> Excerpted records:
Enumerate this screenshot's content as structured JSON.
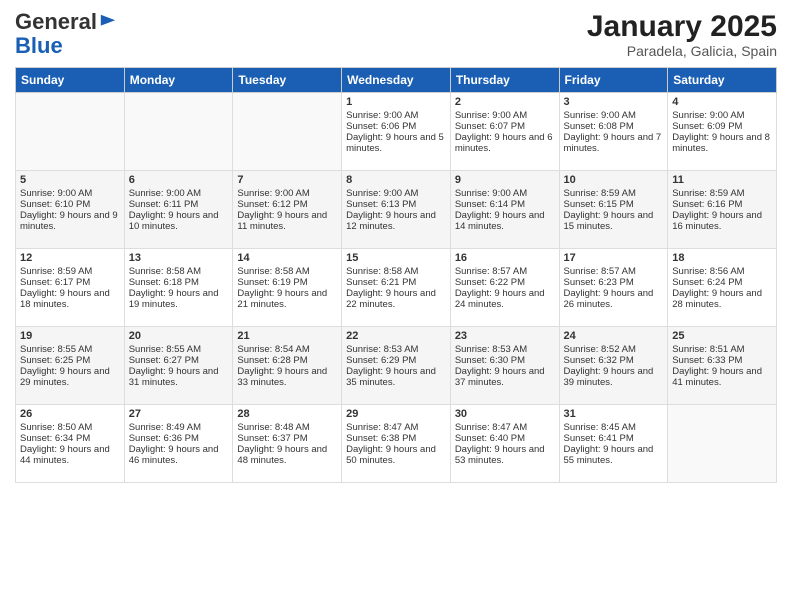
{
  "header": {
    "logo_general": "General",
    "logo_blue": "Blue",
    "month_title": "January 2025",
    "location": "Paradela, Galicia, Spain"
  },
  "days_of_week": [
    "Sunday",
    "Monday",
    "Tuesday",
    "Wednesday",
    "Thursday",
    "Friday",
    "Saturday"
  ],
  "weeks": [
    [
      {
        "day": "",
        "sunrise": "",
        "sunset": "",
        "daylight": ""
      },
      {
        "day": "",
        "sunrise": "",
        "sunset": "",
        "daylight": ""
      },
      {
        "day": "",
        "sunrise": "",
        "sunset": "",
        "daylight": ""
      },
      {
        "day": "1",
        "sunrise": "Sunrise: 9:00 AM",
        "sunset": "Sunset: 6:06 PM",
        "daylight": "Daylight: 9 hours and 5 minutes."
      },
      {
        "day": "2",
        "sunrise": "Sunrise: 9:00 AM",
        "sunset": "Sunset: 6:07 PM",
        "daylight": "Daylight: 9 hours and 6 minutes."
      },
      {
        "day": "3",
        "sunrise": "Sunrise: 9:00 AM",
        "sunset": "Sunset: 6:08 PM",
        "daylight": "Daylight: 9 hours and 7 minutes."
      },
      {
        "day": "4",
        "sunrise": "Sunrise: 9:00 AM",
        "sunset": "Sunset: 6:09 PM",
        "daylight": "Daylight: 9 hours and 8 minutes."
      }
    ],
    [
      {
        "day": "5",
        "sunrise": "Sunrise: 9:00 AM",
        "sunset": "Sunset: 6:10 PM",
        "daylight": "Daylight: 9 hours and 9 minutes."
      },
      {
        "day": "6",
        "sunrise": "Sunrise: 9:00 AM",
        "sunset": "Sunset: 6:11 PM",
        "daylight": "Daylight: 9 hours and 10 minutes."
      },
      {
        "day": "7",
        "sunrise": "Sunrise: 9:00 AM",
        "sunset": "Sunset: 6:12 PM",
        "daylight": "Daylight: 9 hours and 11 minutes."
      },
      {
        "day": "8",
        "sunrise": "Sunrise: 9:00 AM",
        "sunset": "Sunset: 6:13 PM",
        "daylight": "Daylight: 9 hours and 12 minutes."
      },
      {
        "day": "9",
        "sunrise": "Sunrise: 9:00 AM",
        "sunset": "Sunset: 6:14 PM",
        "daylight": "Daylight: 9 hours and 14 minutes."
      },
      {
        "day": "10",
        "sunrise": "Sunrise: 8:59 AM",
        "sunset": "Sunset: 6:15 PM",
        "daylight": "Daylight: 9 hours and 15 minutes."
      },
      {
        "day": "11",
        "sunrise": "Sunrise: 8:59 AM",
        "sunset": "Sunset: 6:16 PM",
        "daylight": "Daylight: 9 hours and 16 minutes."
      }
    ],
    [
      {
        "day": "12",
        "sunrise": "Sunrise: 8:59 AM",
        "sunset": "Sunset: 6:17 PM",
        "daylight": "Daylight: 9 hours and 18 minutes."
      },
      {
        "day": "13",
        "sunrise": "Sunrise: 8:58 AM",
        "sunset": "Sunset: 6:18 PM",
        "daylight": "Daylight: 9 hours and 19 minutes."
      },
      {
        "day": "14",
        "sunrise": "Sunrise: 8:58 AM",
        "sunset": "Sunset: 6:19 PM",
        "daylight": "Daylight: 9 hours and 21 minutes."
      },
      {
        "day": "15",
        "sunrise": "Sunrise: 8:58 AM",
        "sunset": "Sunset: 6:21 PM",
        "daylight": "Daylight: 9 hours and 22 minutes."
      },
      {
        "day": "16",
        "sunrise": "Sunrise: 8:57 AM",
        "sunset": "Sunset: 6:22 PM",
        "daylight": "Daylight: 9 hours and 24 minutes."
      },
      {
        "day": "17",
        "sunrise": "Sunrise: 8:57 AM",
        "sunset": "Sunset: 6:23 PM",
        "daylight": "Daylight: 9 hours and 26 minutes."
      },
      {
        "day": "18",
        "sunrise": "Sunrise: 8:56 AM",
        "sunset": "Sunset: 6:24 PM",
        "daylight": "Daylight: 9 hours and 28 minutes."
      }
    ],
    [
      {
        "day": "19",
        "sunrise": "Sunrise: 8:55 AM",
        "sunset": "Sunset: 6:25 PM",
        "daylight": "Daylight: 9 hours and 29 minutes."
      },
      {
        "day": "20",
        "sunrise": "Sunrise: 8:55 AM",
        "sunset": "Sunset: 6:27 PM",
        "daylight": "Daylight: 9 hours and 31 minutes."
      },
      {
        "day": "21",
        "sunrise": "Sunrise: 8:54 AM",
        "sunset": "Sunset: 6:28 PM",
        "daylight": "Daylight: 9 hours and 33 minutes."
      },
      {
        "day": "22",
        "sunrise": "Sunrise: 8:53 AM",
        "sunset": "Sunset: 6:29 PM",
        "daylight": "Daylight: 9 hours and 35 minutes."
      },
      {
        "day": "23",
        "sunrise": "Sunrise: 8:53 AM",
        "sunset": "Sunset: 6:30 PM",
        "daylight": "Daylight: 9 hours and 37 minutes."
      },
      {
        "day": "24",
        "sunrise": "Sunrise: 8:52 AM",
        "sunset": "Sunset: 6:32 PM",
        "daylight": "Daylight: 9 hours and 39 minutes."
      },
      {
        "day": "25",
        "sunrise": "Sunrise: 8:51 AM",
        "sunset": "Sunset: 6:33 PM",
        "daylight": "Daylight: 9 hours and 41 minutes."
      }
    ],
    [
      {
        "day": "26",
        "sunrise": "Sunrise: 8:50 AM",
        "sunset": "Sunset: 6:34 PM",
        "daylight": "Daylight: 9 hours and 44 minutes."
      },
      {
        "day": "27",
        "sunrise": "Sunrise: 8:49 AM",
        "sunset": "Sunset: 6:36 PM",
        "daylight": "Daylight: 9 hours and 46 minutes."
      },
      {
        "day": "28",
        "sunrise": "Sunrise: 8:48 AM",
        "sunset": "Sunset: 6:37 PM",
        "daylight": "Daylight: 9 hours and 48 minutes."
      },
      {
        "day": "29",
        "sunrise": "Sunrise: 8:47 AM",
        "sunset": "Sunset: 6:38 PM",
        "daylight": "Daylight: 9 hours and 50 minutes."
      },
      {
        "day": "30",
        "sunrise": "Sunrise: 8:47 AM",
        "sunset": "Sunset: 6:40 PM",
        "daylight": "Daylight: 9 hours and 53 minutes."
      },
      {
        "day": "31",
        "sunrise": "Sunrise: 8:45 AM",
        "sunset": "Sunset: 6:41 PM",
        "daylight": "Daylight: 9 hours and 55 minutes."
      },
      {
        "day": "",
        "sunrise": "",
        "sunset": "",
        "daylight": ""
      }
    ]
  ]
}
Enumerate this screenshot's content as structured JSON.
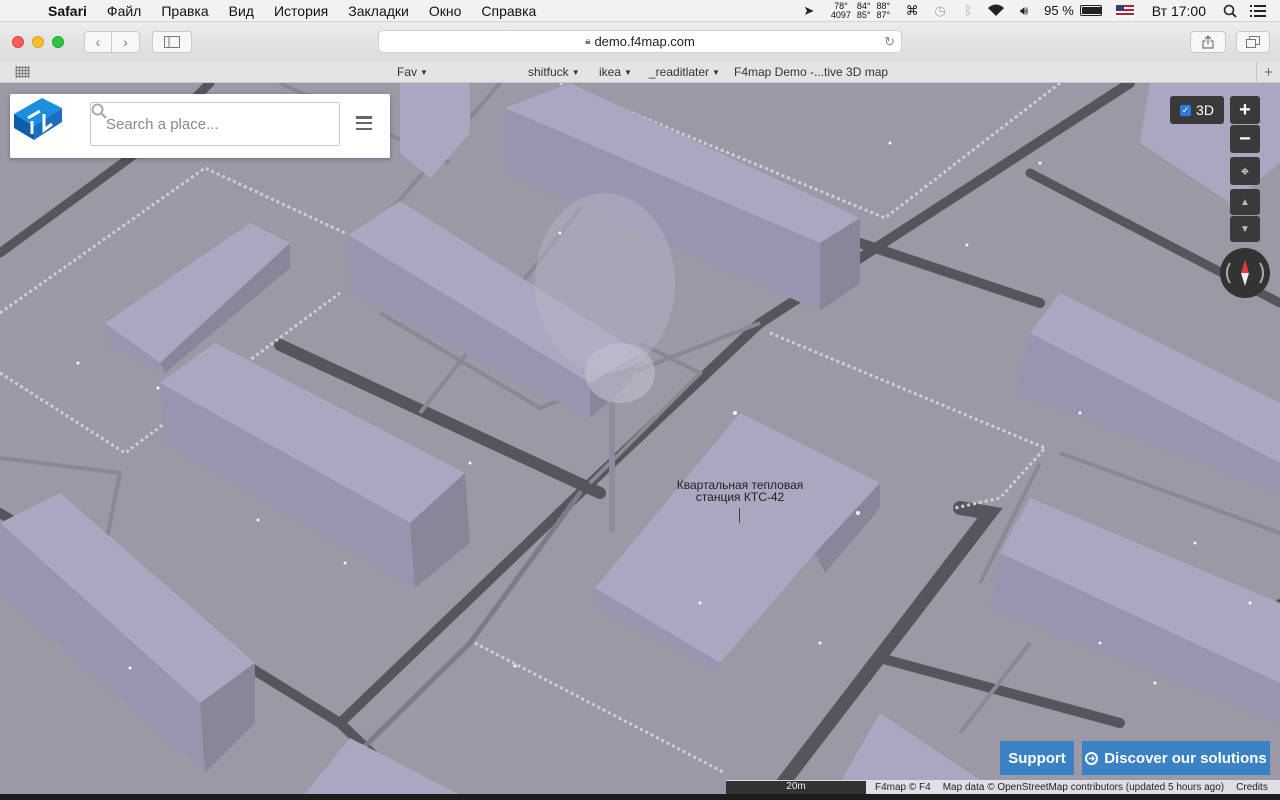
{
  "menubar": {
    "app_name": "Safari",
    "items": [
      "Файл",
      "Правка",
      "Вид",
      "История",
      "Закладки",
      "Окно",
      "Справка"
    ],
    "temps": [
      {
        "top": "78°",
        "bottom": "4097"
      },
      {
        "top": "84°",
        "bottom": "85°"
      },
      {
        "top": "88°",
        "bottom": "87°"
      }
    ],
    "battery": "95 %",
    "clock": "Вт 17:00"
  },
  "toolbar": {
    "url": "demo.f4map.com"
  },
  "bookmarks": {
    "items": [
      {
        "label": "Fav",
        "folder": true
      },
      {
        "label": "shitfuck",
        "folder": true
      },
      {
        "label": "ikea",
        "folder": true
      },
      {
        "label": "_readitlater",
        "folder": true
      },
      {
        "label": "F4map Demo -...tive 3D map",
        "folder": false
      }
    ]
  },
  "map": {
    "search_placeholder": "Search a place...",
    "toggle_3d_label": "3D",
    "label_line1": "Квартальная тепловая",
    "label_line2": "станция КТС-42",
    "support_label": "Support",
    "discover_label": "Discover our solutions",
    "scale_label": "20m",
    "attribution": {
      "brand": "F4map © F4",
      "data": "Map data © OpenStreetMap contributors (updated 5 hours ago)",
      "credits": "Credits"
    },
    "colors": {
      "ground": "#9b99a5",
      "building_top": "#a9a8c0",
      "road": "#525158",
      "button_blue": "#3b82c4"
    }
  }
}
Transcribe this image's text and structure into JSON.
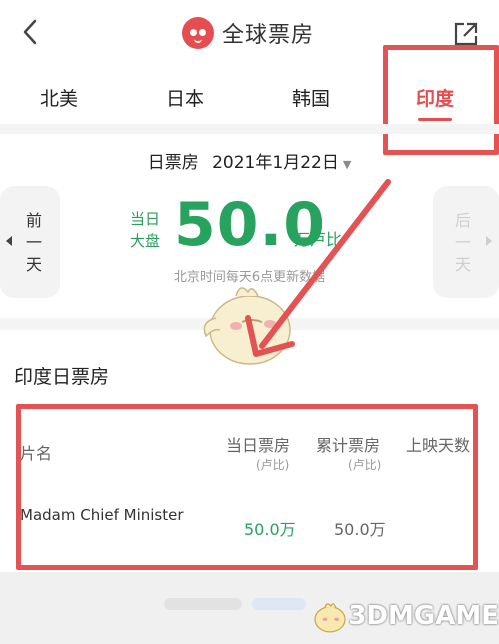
{
  "app": {
    "title": "全球票房"
  },
  "tabs": [
    {
      "label": "北美"
    },
    {
      "label": "日本"
    },
    {
      "label": "韩国"
    },
    {
      "label": "印度"
    }
  ],
  "active_tab": "印度",
  "daily": {
    "date_prefix": "日票房",
    "date": "2021年1月22日",
    "prev_label_1": "前",
    "prev_label_2": "一",
    "prev_label_3": "天",
    "next_label_1": "后",
    "next_label_2": "一",
    "next_label_3": "天",
    "gross_label_1": "当日",
    "gross_label_2": "大盘",
    "gross_value": "50.0",
    "gross_unit": "万卢比",
    "update_note": "北京时间每天6点更新数据"
  },
  "table": {
    "section_title": "印度日票房",
    "headers": {
      "film": "片名",
      "daily": "当日票房",
      "daily_unit": "(卢比)",
      "total": "累计票房",
      "total_unit": "(卢比)",
      "days": "上映天数"
    },
    "rows": [
      {
        "film": "Madam Chief Minister",
        "daily": "50.0万",
        "total": "50.0万"
      }
    ]
  },
  "watermark": {
    "text": "3DMGAME"
  },
  "colors": {
    "accent_red": "#e54d50",
    "green": "#27a35f",
    "annotation_red": "#e35353"
  }
}
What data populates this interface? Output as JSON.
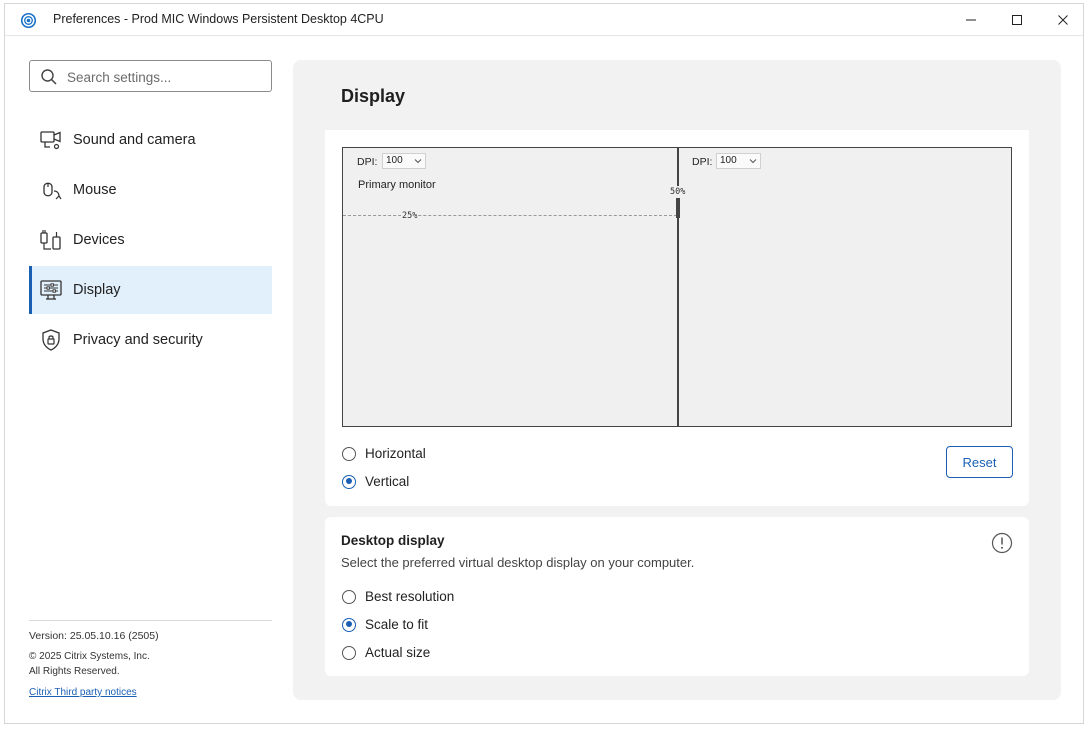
{
  "window": {
    "title": "Preferences - Prod MIC Windows Persistent Desktop 4CPU"
  },
  "sidebar": {
    "search_placeholder": "Search settings...",
    "items": [
      {
        "label": "Sound and camera",
        "icon": "camera-icon"
      },
      {
        "label": "Mouse",
        "icon": "mouse-icon"
      },
      {
        "label": "Devices",
        "icon": "devices-icon"
      },
      {
        "label": "Display",
        "icon": "display-icon",
        "active": true
      },
      {
        "label": "Privacy and security",
        "icon": "shield-lock-icon"
      }
    ],
    "version": "Version: 25.05.10.16 (2505)",
    "copyright": "© 2025 Citrix Systems, Inc.",
    "rights": "All Rights Reserved.",
    "notice_link": "Citrix Third party notices"
  },
  "main": {
    "title": "Display",
    "layout": {
      "monitor1": {
        "dpi_label": "DPI:",
        "dpi_value": "100",
        "name": "Primary monitor",
        "offset_label": "25%"
      },
      "monitor2": {
        "dpi_label": "DPI:",
        "dpi_value": "100",
        "offset_label": "50%"
      },
      "orientation_options": [
        {
          "label": "Horizontal",
          "selected": false
        },
        {
          "label": "Vertical",
          "selected": true
        }
      ],
      "reset_label": "Reset"
    },
    "desktop_display": {
      "title": "Desktop display",
      "description": "Select the preferred virtual desktop display on your computer.",
      "options": [
        {
          "label": "Best resolution",
          "selected": false
        },
        {
          "label": "Scale to fit",
          "selected": true
        },
        {
          "label": "Actual size",
          "selected": false
        }
      ]
    }
  },
  "colors": {
    "accent": "#1a5fb4",
    "active_nav_bg": "#e2f0fb",
    "panel_bg": "#f2f2f2"
  }
}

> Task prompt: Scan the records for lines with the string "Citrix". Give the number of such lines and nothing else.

> Answer for the task: 2